$3, a substantial sum in Depressionera America.
Producer David O. Selznick paid
$50,000 for the movie rights, top
dollar at the time. He gave Mitchell
Vivian Leigh
as Scarlett
O’Hara in
Gone with
the Wind
choir, dressed in slave clothes and
singing spirituals during the threeday premiere celebrations.
In the front row is a 10-year-old boy
in a white hat. It is Martin Luther
King, Jr.
Wow, I thought, wow, so much history
and so many personalities woven into
the story of this movie and the novel
from which it was created.
It’s a story that seems to go on and
on. In 1991, writer Alexandra Ripley
penned Scarlett, a sequel authorized
by the Mitchell estate – and earned
scathing reviews (plus plenty of
money) for her efforts.
In 2007, Donald McCaig turned out
Rhett Butler’s People (also
authorized); while light years better
than Scarlett, it isn’t nearly as
engaging as Mitchell’s work.
This past fall, Turner Classic Movies
sponsored 75th anniversary
screenings of GWTW in more than
650 theaters nationwide, released a
special anniversary Blu-Ray/DVD
edition of the movie and offered a
special televised presentation
hosted by film historian Robert
But wait, there’s more. Coming soon,
this time a prequel to GWTW: Donald
McCaig’s version of Mammy’s life,
entitled Ruth’s Journey.
No doubt there will be even more. At
this very moment, Peter Bonner is
working to restore the iconic façade
of the Tara movie set, which he
acquired from the son of the late
Betty Talmadge (it’s a long story).
He hopes to make the set part of his
GWTW tours and believes that if he
builds it, the tourists will come.
Stay tuned.
On the set of Gone with
the Wind
Clark Gable (left)
on the set of Gone
with the Wind
Vivian Leigh and Clark Gable on
the set of Gone with the Wind
another $50,000 after the film’s
spectacular success.
The museum houses Mitchell’s family
photographs and correspondence.
They illuminate a woman who was
the daughter of a suffragette, the
first woman to cover hard news for
the Atlanta Journal and a tireless
Mitchell funded black and white
emergency clinics at Grady Hospital,
sponsored the medical school
education of some 50 black
Morehouse College graduates and
gave money to many other causes. It’s
possible that Mitchell herself, along
with her Fitzgerald grandmother, was
the model for Scarlett.
The museum also has a collection of
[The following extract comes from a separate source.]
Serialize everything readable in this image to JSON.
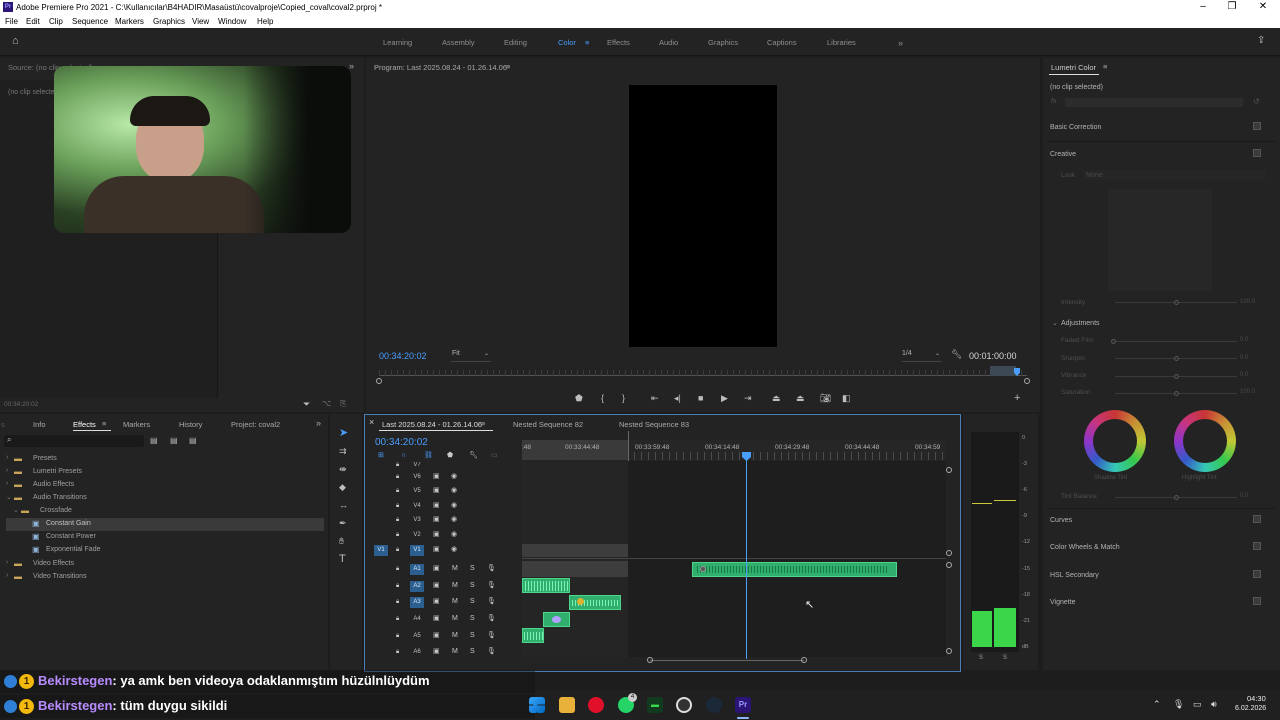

movie memorabilia, newsreels and
photos surrounding the movie’s
opening at the Loew’s Grand Theatre
on Atlanta’s Peachtree Street. I was
drawn to a small historic photograph
of the Ebenezer Baptist Church